Having won that first game against Tonga, the Cooks were up against the traditional best of the four teams, Samoa. Once again, Saghabi was the man of the moment as he curled a free kick into the Samoan goal to mark another great moment in Cooks’ footballing history as that 1-0 winning goal made him the top scorer in the entire World Cup Qualifiers at that stage, across all continents, alongside India’s Sunil Chhetri.
Saudi Arabia’s Mohammad Al-Sahlawi would top that just a few hours later, as he put three past Timor-Leste in a 7-0 thumping, to put his total tally up to five, but for a few hours Saghabi and the Cooks were on top of the world.
In the final match against American Samoa, in front of a crowd of roughly 250 people, the white-and-green-clad boys from the Cooks lost 2-0 after conceding twice from two free-kicks in a 10-minute period during the middle of the second half. They missed the qualification spot on goal difference, finishing third behind American Samoa and winner Samoa.
After the match, Drew spoke to OFCTV and was clearly disappointed with his players: “We didn’t deserve to get anything out of it, it’s simple, really. We didn’t play as we can do, the pressure probably told on us. We conceded far too many free-kicks and we were punished for it. The tournament is three games in five days, not two. That simple. We played two games not three.
After the end of the qualification and Cook Islands’ world cup hopes, Drew left his position and while everything looked fine and dandy at the surface he tells Sport In Surrey that not everything was as it seemed.
“Trying to convince the President where funding spending was necessary such as physio and medical cover whilst never really having transparency over available budget, and where the funding was being spent, was a nightmare. I imagine the governance across most small islands, where the FIFA funding is actually a fairly significant amount of the nation’s GDP, face similar problems.” Drew explains.
He wanted to continue his role as Technical Director and had turned down several job offers in order to do so but in the end, Drew claims a series of trust-issues and ‘broken promises’ – including over money – made continuing impossible.
Now Drew works as the Academy Techincal Director for Australian A-League club Brisbane Roar. He got that job, as with the Aldershot job, through going on a coaching course

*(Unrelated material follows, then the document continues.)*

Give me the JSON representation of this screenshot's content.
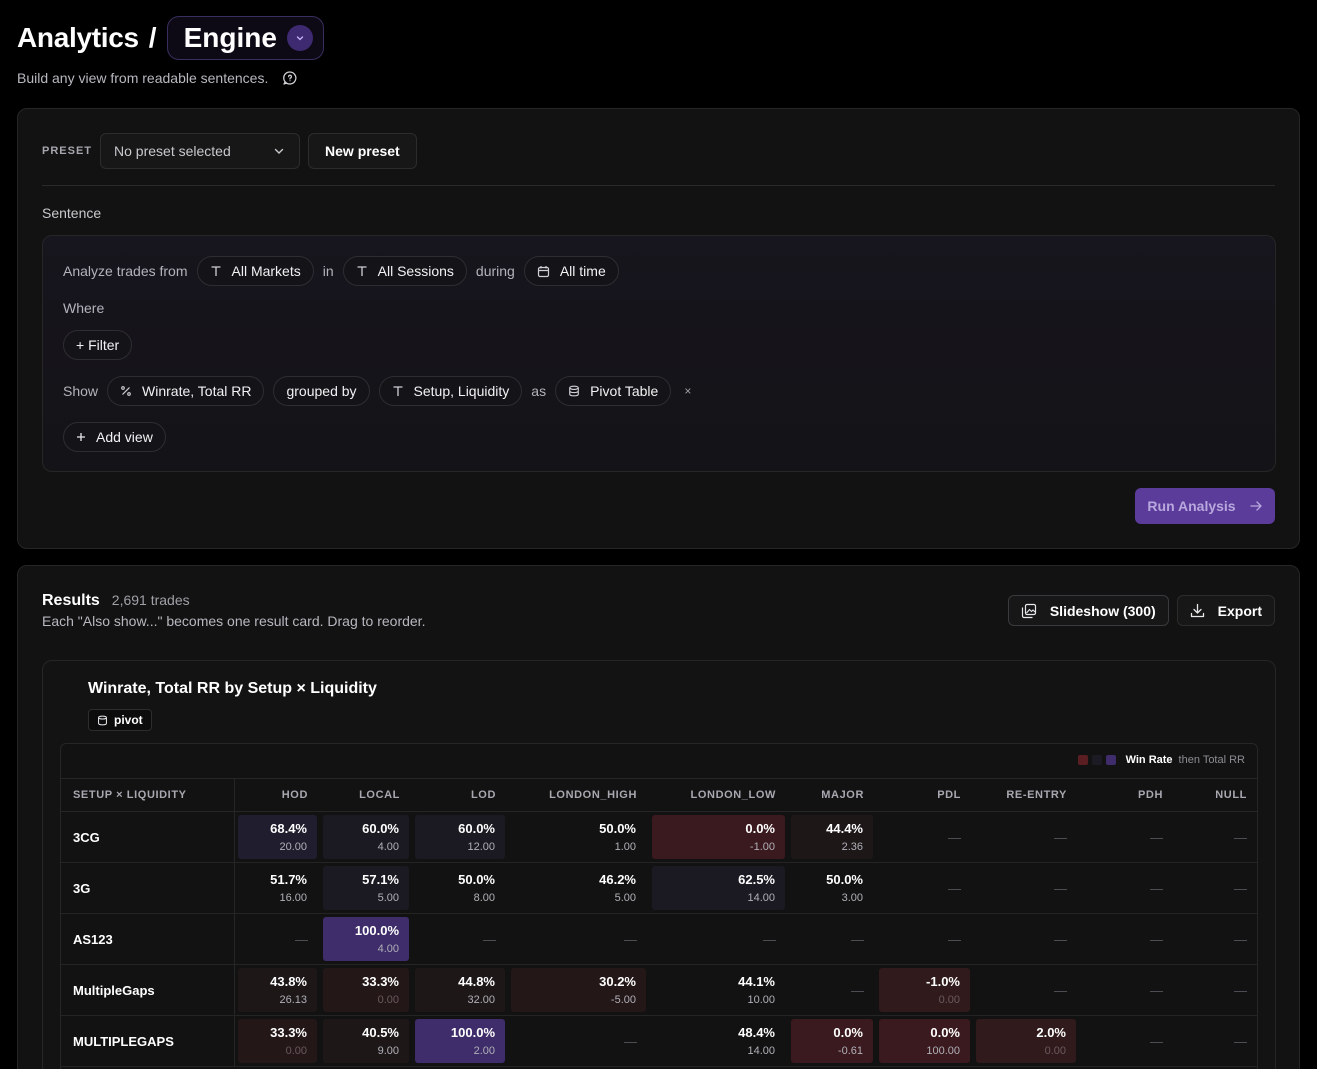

“When I was in the Cook Islands, I paid to complete my Pro License in Australia and met John & Ross Aloisi (Head coach and assistant coach at Brisbane). I’d done some consultancy work for another A-League club and they knew about this and wanted me to do something similar for the Roar initially without a commitment to coming into the club full-time.”

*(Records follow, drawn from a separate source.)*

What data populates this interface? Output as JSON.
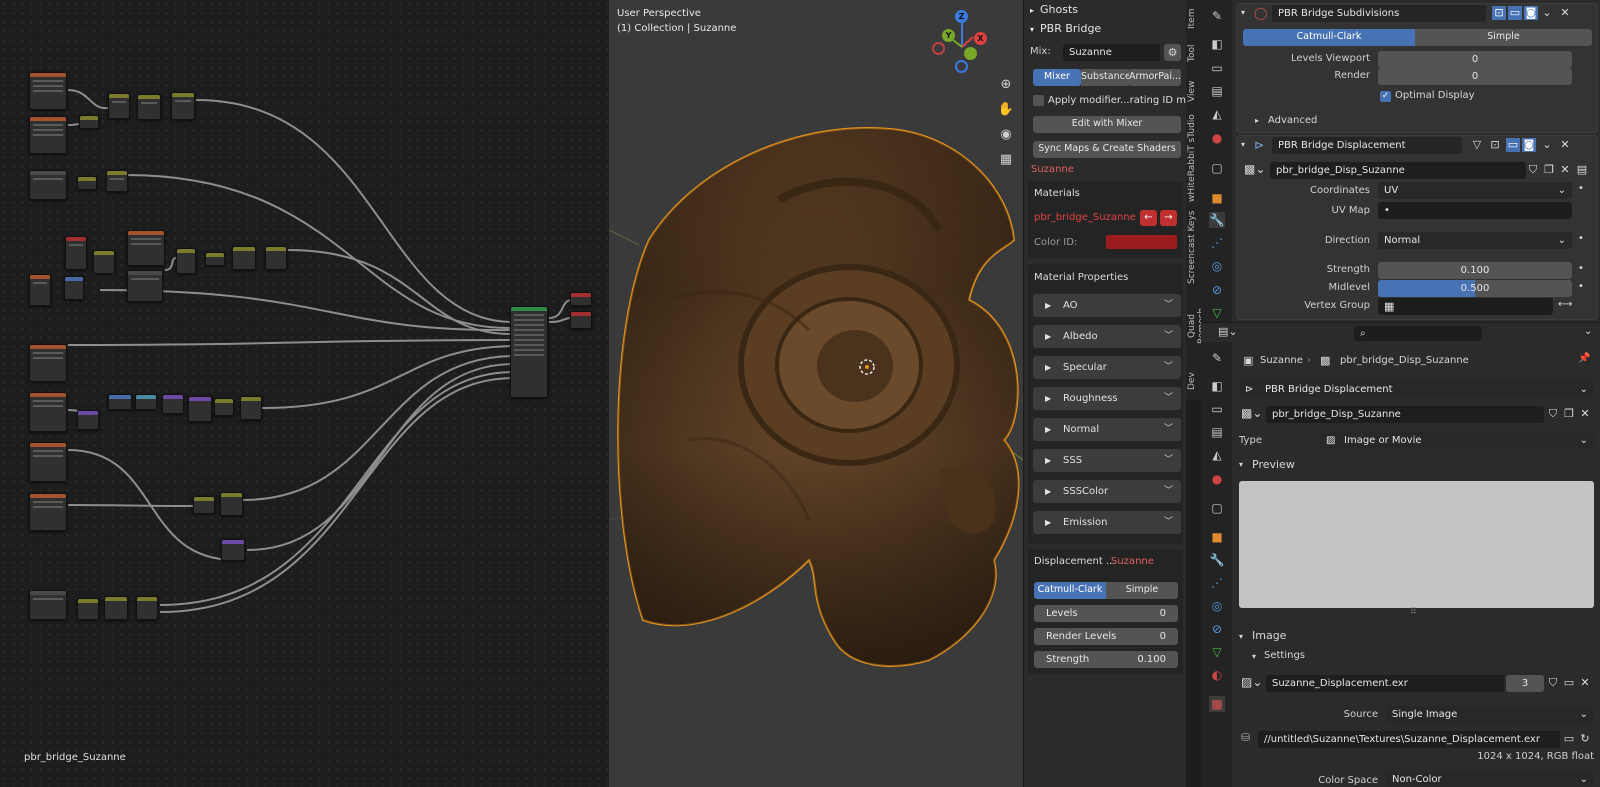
{
  "node_editor": {
    "material_name": "pbr_bridge_Suzanne"
  },
  "viewport": {
    "perspective": "User Perspective",
    "collection": "(1) Collection | Suzanne",
    "gizmo": {
      "z": "Z",
      "y": "Y",
      "x": "X"
    },
    "tools": [
      "zoom-icon",
      "hand-icon",
      "camera-icon",
      "grid-icon"
    ]
  },
  "npanel": {
    "ghosts": "Ghosts",
    "pbr_bridge": "PBR Bridge",
    "mix_label": "Mix:",
    "mix_value": "Suzanne",
    "tabs": [
      "Mixer",
      "Substance",
      "ArmorPai..."
    ],
    "apply_modifiers": "Apply modifier...rating ID maps",
    "edit_with_mixer": "Edit with Mixer",
    "sync_maps": "Sync Maps & Create Shaders",
    "object_name": "Suzanne",
    "materials_header": "Materials",
    "material_name": "pbr_bridge_Suzanne",
    "color_id_label": "Color ID:",
    "color_id_value": "#9b1c1c",
    "material_properties": "Material Properties",
    "channels": [
      "AO",
      "Albedo",
      "Specular",
      "Roughness",
      "Normal",
      "SSS",
      "SSSColor",
      "Emission"
    ],
    "displacement_label": "Displacement ...",
    "displacement_object": "Suzanne",
    "subdiv_tabs": [
      "Catmull-Clark",
      "Simple"
    ],
    "levels_label": "Levels",
    "levels_value": "0",
    "render_levels_label": "Render Levels",
    "render_levels_value": "0",
    "strength_label": "Strength",
    "strength_value": "0.100"
  },
  "vertical_tabs": [
    "Item",
    "Tool",
    "View",
    "wHiteRabbiT sTudio",
    "Screencast Keys",
    "Quad Remesh",
    "Dev"
  ],
  "modifiers": {
    "subdiv_name": "PBR Bridge Subdivisions",
    "subdiv_tabs": [
      "Catmull-Clark",
      "Simple"
    ],
    "levels_viewport_label": "Levels Viewport",
    "levels_viewport_value": "0",
    "render_label": "Render",
    "render_value": "0",
    "optimal_display": "Optimal Display",
    "advanced": "Advanced",
    "disp_name": "PBR Bridge Displacement",
    "texture_name": "pbr_bridge_Disp_Suzanne",
    "coordinates_label": "Coordinates",
    "coordinates_value": "UV",
    "uv_map_label": "UV Map",
    "uv_map_value": "•",
    "direction_label": "Direction",
    "direction_value": "Normal",
    "strength_label": "Strength",
    "strength_value": "0.100",
    "midlevel_label": "Midlevel",
    "midlevel_value": "0.500",
    "vertex_group_label": "Vertex Group"
  },
  "texture_props": {
    "breadcrumb_object": "Suzanne",
    "breadcrumb_texture": "pbr_bridge_Disp_Suzanne",
    "modifier_select": "PBR Bridge Displacement",
    "texture_name": "pbr_bridge_Disp_Suzanne",
    "type_label": "Type",
    "type_value": "Image or Movie",
    "preview": "Preview",
    "image": "Image",
    "settings": "Settings",
    "image_file": "Suzanne_Displacement.exr",
    "image_users": "3",
    "source_label": "Source",
    "source_value": "Single Image",
    "filepath": "//untitled\\Suzanne\\Textures\\Suzanne_Displacement.exr",
    "image_info": "1024 x 1024,  RGB float",
    "color_space_label": "Color Space",
    "color_space_value": "Non-Color"
  }
}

The Roar must have liked what they saw because earlier this year Drew packed his bags and moved to Brisbane. Yet another journey for a man who, at the relatively young age of 29, has seen more of the world than most people have. He would not be without his experience in the Cook Islands despite the sour ending
“Aside from the fact that my wife and I had the opportunity to spend time together in a beautiful country and met some fantastic people, from a footballing perspective definitely working with the squad in the lead up to and while we were there. That experience is one that will stay with me for the rest of my life.”